Actor Brian Cox has leapt to JK Rowling’s defence in the author’s transgender debate and criticised the so-called ‘cancel culture’.
The Scottish Succession star, 74, revealed he was out of the loop with the Harry Potter writer’s widely publicised debate on menstruation and the transgender community after she shared her controversial opinions on Twitter in June.
When Cox was brought up to speed by his son, who explained the author tweeted about the phrase ‘people who menstruate’ instead of women, he exclaimed ‘for Christ’s sake!’
In today’s Reader’s Digest magazine, the Emmy winning actor said: ‘Call something what it is, as opposed to something that you think it should be. And it is – it’s the cancel culture. I keep well away from it.’
Scottish actor Brian Cox, 74, slammed ‘cancel culture’ in a new interview and defended JK Rowling in er transgender row, saying there’s nothing wrong with saying ‘women menstruate’
Explaining his stance to the magazine, he said: ‘I was asking my son because I’d been away when this J.K Rowling thing had been going on.
‘I kept saying “so what happened?”, He said “well, she believes women menstruate”.
‘That’s what they do, don’t they? He said “well, people don’t like that” and you go “oh, for Christ’s sake!”‘
In June, Rowling, 55, came under fire from the LGBTQ+ community and critics, including Harry Potter actors, when she tweeted opinions about the community.
Earlier this year, JK Rowling shared her controversial opinions on Twitter and tweeted about the use of the phrase ‘people who menstruate’ instead of women. Pictured, attending the 70th EE British Academy Film Awards (BAFTA) at Royal Albert Hall on February 12, 2017 in London
She said: ‘I’m sure there used to be a word for those people. Someone help me out. Wumben? Wimpund? Woomud?’
Rowling’s controversial tweet led to a string of denunciations, including from the actor Daniel Radcliffe, who played Potter in the blockbuster film franchise, and other actors who starred in the series.
Rowling had earlier expressed support for a woman who had lost her job over what her employer deemed to be ‘transphobic’ tweets.

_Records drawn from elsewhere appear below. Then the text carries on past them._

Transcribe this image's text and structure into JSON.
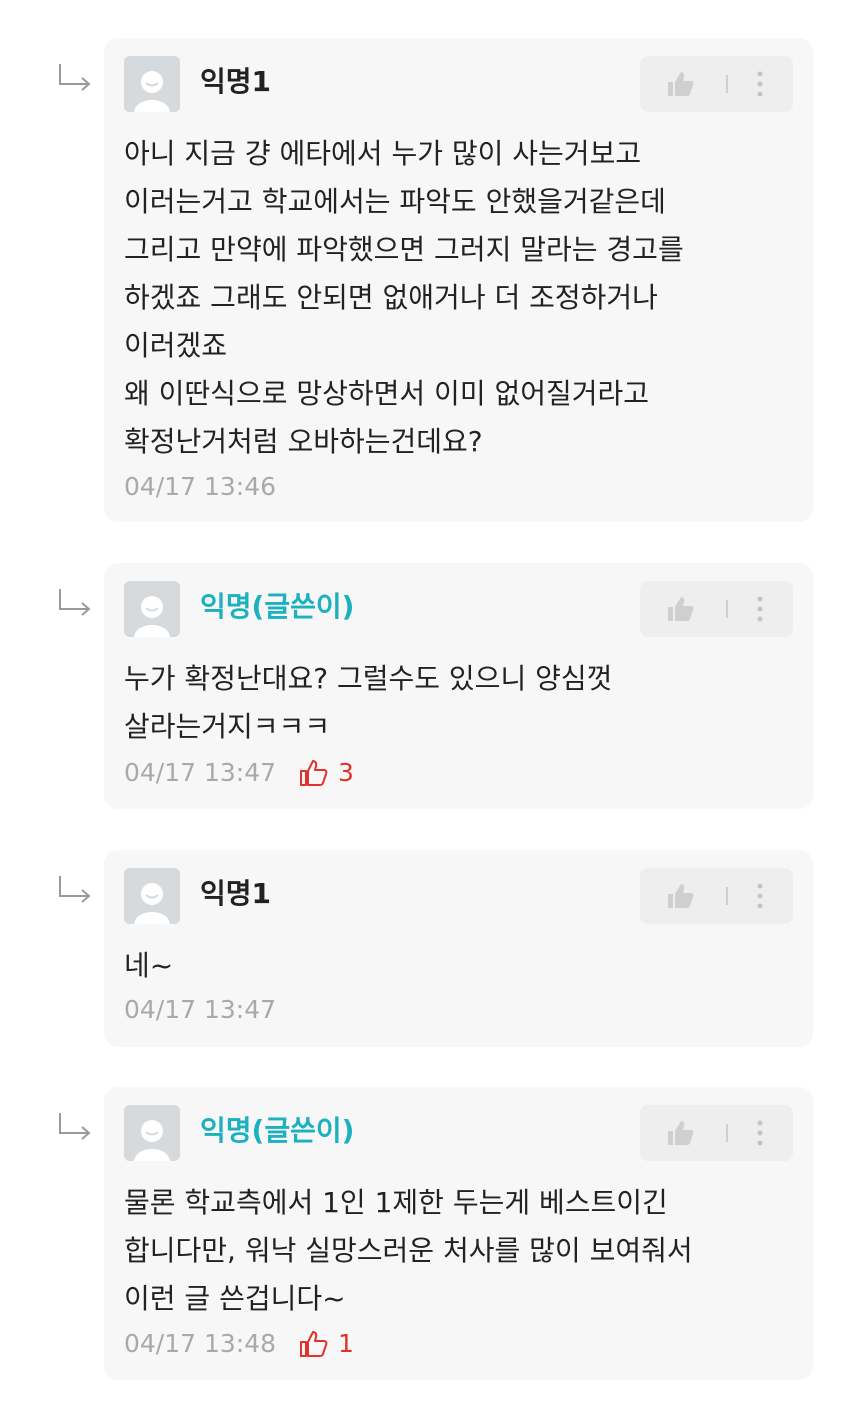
{
  "comments": [
    {
      "author": "익명1",
      "is_author_op": false,
      "text": "아니 지금 걍 에타에서 누가 많이 사는거보고\n이러는거고 학교에서는 파악도 안했을거같은데\n그리고 만약에 파악했으면  그러지 말라는 경고를\n하겠죠 그래도 안되면 없애거나 더 조정하거나\n이러겠죠\n왜 이딴식으로 망상하면서 이미 없어질거라고\n확정난거처럼 오바하는건데요?",
      "timestamp": "04/17 13:46",
      "votes": ""
    },
    {
      "author": "익명(글쓴이)",
      "is_author_op": true,
      "text": "누가 확정난대요? 그럴수도 있으니 양심껏\n살라는거지ㅋㅋㅋ",
      "timestamp": "04/17 13:47",
      "votes": "3"
    },
    {
      "author": "익명1",
      "is_author_op": false,
      "text": "네~",
      "timestamp": "04/17 13:47",
      "votes": ""
    },
    {
      "author": "익명(글쓴이)",
      "is_author_op": true,
      "text": "물론 학교측에서 1인 1제한 두는게 베스트이긴\n합니다만, 워낙 실망스러운 처사를 많이 보여줘서\n이런 글 쓴겁니다~",
      "timestamp": "04/17 13:48",
      "votes": "1"
    }
  ],
  "colors": {
    "op_name": "#1bb1bf",
    "vote": "#e0322c",
    "card_bg": "#f7f7f7"
  },
  "icons": {
    "reply": "reply-arrow-icon",
    "like": "thumbs-up-icon",
    "more": "more-vertical-icon",
    "avatar": "default-avatar-icon",
    "vote": "vote-thumbs-up-icon"
  }
}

Rowling said ‘accusations and threats from trans activists have been bubbling in my Twitter timeline’ ever since but she had also been ‘overwhelmed’ by private messages of support.
She said the ‘toxicity’ around the discussion was damaging and frightening for people within and outside the trans community.

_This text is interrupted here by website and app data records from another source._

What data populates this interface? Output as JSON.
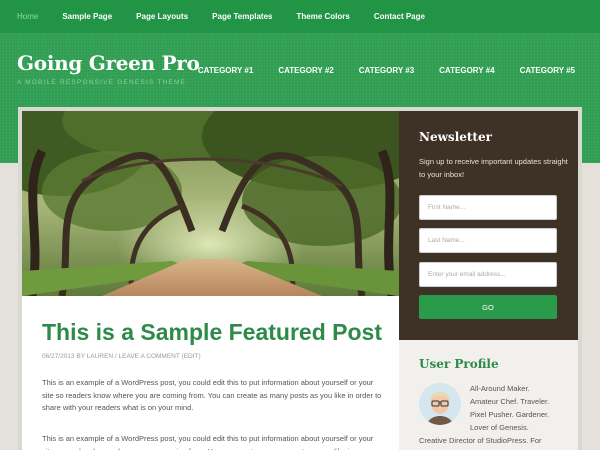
{
  "top_nav": {
    "items": [
      "Home",
      "Sample Page",
      "Page Layouts",
      "Page Templates",
      "Theme Colors",
      "Contact Page"
    ]
  },
  "header": {
    "title": "Going Green Pro",
    "description": "A MOBILE RESPONSIVE GENESIS THEME",
    "categories": [
      "CATEGORY #1",
      "CATEGORY #2",
      "CATEGORY #3",
      "CATEGORY #4",
      "CATEGORY #5"
    ]
  },
  "post": {
    "title": "This is a Sample Featured Post",
    "date": "06/27/2013",
    "by": "BY",
    "author": "LAUREN",
    "sep": "/",
    "comment_link": "LEAVE A COMMENT",
    "edit_link": "(EDIT)",
    "para1": "This is an example of a WordPress post, you could edit this to put information about yourself or your site so readers know where you are coming from. You can create as many posts as you like in order to share with your readers what is on your mind.",
    "para2": "This is an example of a WordPress post, you could edit this to put information about yourself or your site so readers know where you are coming from. You can create as many posts as you like in"
  },
  "newsletter": {
    "title": "Newsletter",
    "text": "Sign up to receive important updates straight to your inbox!",
    "first_name_placeholder": "First Name...",
    "last_name_placeholder": "Last Name...",
    "email_placeholder": "Enter your email address...",
    "button": "GO"
  },
  "user_profile": {
    "title": "User Profile",
    "lines": [
      "All-Around Maker.",
      "Amateur Chef. Traveler.",
      "Pixel Pusher. Gardener.",
      "Lover of Genesis.",
      "Creative Director of StudioPress. For"
    ]
  },
  "colors": {
    "nav_bg": "#229446",
    "header_bg": "#2f9e52",
    "accent_green": "#2d8a4a",
    "newsletter_bg": "#3e3125",
    "button_green": "#2a9a4b",
    "page_bg": "#e4e1db"
  }
}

In the controversial tweet, the author penned: ‘I’m sure there used to be a word for those people. Someone help me out. Wumben? Wimpund? Woomud?’ (pictured)
‘I’ve been particularly struck by the stories of brave detransitioned young women who’ve risked the opprobrium of activists by speaking up about a movement they say has harmed them,’ she said on Friday.
‘I’ve been forced to the unhappy conclusion that an ethical and medical scandal is brewing.’
Rowling’s comments are the latest controversy surrounding her work. In some parts of the world, they have been banned for being linked to witchcraft and the occult.
She was also accused last week of being Islamaphobic after an extract of her 2014 crime novel The Silkworm was shared to Twitter.
Rowling sparked outrage from LGBT charities following her controversial words and even Harry Potter actors condemned her following the incident in June (Pictured, Rupert GRint, JK Rowling, Daniel Radcliffe and Emma Watson at the world premier of Harry Potter and the Philosopher’s Stone)
The Edinburgh-based author, who writes the Cormoran Strike books under the male pseudonym Robert Galbraith, wrote a passage in the second book of the series where detectives suggest that a ‘woman in a burqa’ fed a murder victim ‘halal takeaway’ before death.
In recent weeks, the ‘Harry Potter’ creator told how she would give back an award presented by the US Kennedy family after one of its members criticised her views on gender issues.
The Robert F. Kennedy Human Rights organisation gave Rowling its Ripple of Hope honour last year.
But the group’s president, Kerry Kennedy, said this month the British writer’s outspoken views on gender ‘diminished the identity’ of trans people.
Following the row, JK Rowling returned her Robert F Kennedy Ripple of Hope honour after Kerry Kennedy said the writer’s outspoken views on gender ‘diminished the identity’ (pictured together)
‘Kerry Kennedy recently felt it necessary to publish a statement denouncing my views,’ Rowling said in a statement on her website.
‘The statement incorrectly implied that I was transphobic, and that I am responsible for harm to trans people,’ she added. ‘I absolutely refute the accusation.
‘In solidarity with those who have contacted me but who are struggling to make their voices heard, and because of the very serious conflict of views between myself and RFKHR, I feel I have no option but to return the Ripple of Hope Award.’